WARNING: This story contains distressing details.
Next week will mark the 11th anniversary of Cindy Gladue's death. Now, the man found guilty of causing her death wants Alberta's highest court to set aside his conviction and order a new trial.
A jury found Bradley Barton guilty of manslaughter in February 2021. He was sentenced to 12½ years in prison.
It was the second trial for the former long-distance truck driver from Ontario.
He was acquitted of both first-degree murder and manslaughter charges after a jury trial in 2015.
The acquittal triggered nationwide protests, calls for change in the justice system and raised questions about how it treats Indigenous women.
In 2017, the Alberta Court of Appeal overturned the decision and a new murder trial was ordered.
In 2019, the Supreme Court of Canada partially overturned that decision, ordering a new trial on the manslaughter charge only.
The Crown has already filed an appeal on Barton's sentence, arguing that it is unfit and does not reflect the gravity of the offence.
Gladue was a 36-year-old Métis and Cree mother of three.
She agreed to sex for money transactions with Barton on two nights in June 2011. On the second night, she was highly intoxicated by the time she had sex with Barton in his hotel room.
Her body was found in a bathtub at the Yellowhead Inn. Gladue died from a fatal internal injury that the Crown alleged was caused by rough sex.
Barton called 911 to report the death.
His lawyers argue that what happened next violated Barton's charter rights.
Unlawful detention alleged
Police asked Barton to come with them to downtown headquarters to give a statement.
A factum filed by appellate lawyer Peter Sankoff alleges police never told Barton that he was a potential suspect, but they urged him to explain his involvement in Gladue's death. Barton was held for six-and-a-half hours.
During the trial, Court of Queen's Bench Justice Stephen Hillier found that the first three hours of detention could be justified, but he would not admit any of the statements given by Barton after that point.
There is virtually no precedent for the length of detention that occurred here. - Lawyer Peter Sankoff
"For a detention to be lawful, it must be brief in duration and not oblige the detainee to answer police questions," Sankoff argues. "There is virtually no precedent for the length of detention that occurred here."
He points to other cases that showed an 11-minute investigative detention was too long, while allowable detentions ranged in length from a few minutes to under an hour.
"While police may have wanted to obtain a recorded statement, the appellant had no legal obligation to provide one and could not be detained for that purpose," the court document states.
Sankoff also alleges police waved off his question about whether he should seek legal advice.

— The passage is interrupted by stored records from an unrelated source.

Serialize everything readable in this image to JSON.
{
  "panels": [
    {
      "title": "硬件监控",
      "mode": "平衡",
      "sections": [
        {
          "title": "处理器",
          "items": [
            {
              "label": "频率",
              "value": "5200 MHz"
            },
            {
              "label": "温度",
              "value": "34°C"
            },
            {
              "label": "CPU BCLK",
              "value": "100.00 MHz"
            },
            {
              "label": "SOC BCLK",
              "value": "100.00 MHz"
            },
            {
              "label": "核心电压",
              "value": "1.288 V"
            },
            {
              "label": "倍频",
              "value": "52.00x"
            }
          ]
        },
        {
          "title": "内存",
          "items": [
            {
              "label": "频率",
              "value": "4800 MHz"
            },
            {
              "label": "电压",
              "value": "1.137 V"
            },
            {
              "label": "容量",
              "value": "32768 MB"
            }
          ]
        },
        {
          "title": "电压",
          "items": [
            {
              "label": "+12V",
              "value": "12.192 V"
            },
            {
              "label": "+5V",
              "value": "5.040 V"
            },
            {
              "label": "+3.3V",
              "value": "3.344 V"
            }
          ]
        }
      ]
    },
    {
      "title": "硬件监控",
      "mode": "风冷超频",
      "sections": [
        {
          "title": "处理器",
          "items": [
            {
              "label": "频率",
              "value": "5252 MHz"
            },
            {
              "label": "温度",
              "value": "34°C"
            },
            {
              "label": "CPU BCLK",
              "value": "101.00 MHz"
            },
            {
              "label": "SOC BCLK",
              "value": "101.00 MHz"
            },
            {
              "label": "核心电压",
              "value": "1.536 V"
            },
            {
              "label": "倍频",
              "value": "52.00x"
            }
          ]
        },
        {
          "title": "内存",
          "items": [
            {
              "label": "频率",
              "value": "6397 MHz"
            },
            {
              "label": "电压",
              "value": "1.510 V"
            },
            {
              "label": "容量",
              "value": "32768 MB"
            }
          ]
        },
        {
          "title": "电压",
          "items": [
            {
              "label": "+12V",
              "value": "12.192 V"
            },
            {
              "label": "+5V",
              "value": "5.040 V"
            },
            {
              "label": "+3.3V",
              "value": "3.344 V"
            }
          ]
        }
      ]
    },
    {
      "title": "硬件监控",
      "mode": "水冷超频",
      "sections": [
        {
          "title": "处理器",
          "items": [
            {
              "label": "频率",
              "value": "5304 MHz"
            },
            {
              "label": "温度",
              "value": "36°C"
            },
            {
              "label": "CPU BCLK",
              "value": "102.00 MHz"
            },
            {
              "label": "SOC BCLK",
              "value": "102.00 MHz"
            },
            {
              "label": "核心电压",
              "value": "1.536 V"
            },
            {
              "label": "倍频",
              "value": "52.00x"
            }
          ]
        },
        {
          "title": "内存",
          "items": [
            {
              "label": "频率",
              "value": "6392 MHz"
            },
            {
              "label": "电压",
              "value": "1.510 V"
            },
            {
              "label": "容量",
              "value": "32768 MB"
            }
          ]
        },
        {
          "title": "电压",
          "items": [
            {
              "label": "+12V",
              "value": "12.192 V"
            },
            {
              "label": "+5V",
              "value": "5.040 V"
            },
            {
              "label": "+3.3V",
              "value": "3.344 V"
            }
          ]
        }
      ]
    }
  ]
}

"The appellant's statements were inherently unreliable because police obtained them in breach of his right to counsel," the court document states.
Computer evidence should have been excluded: lawyer
Barton's lawyer argues his client's constitutional rights were also violated when police seized Barton's duffle bag. It contained his laptop, which revealed evidence of searches for pornographic websites that was put before the jury.
Police said they seized the bag to preserve the evidence in order to obtain a search warrant. At trial, the judge found the seizure did not violate Barton's charter rights.
Sankoff disagrees and argues police did not have reasonable grounds to seize and hold the bag. For that reason, he believes the website evidence should have been excluded at trial.
"All of the evidence was obtained in a manner that violated the appellant's charter rights," Sankoff states.
Sankoff told CBC News he expects the Crown to file a response by the end of the summer.
Barton remains in custody.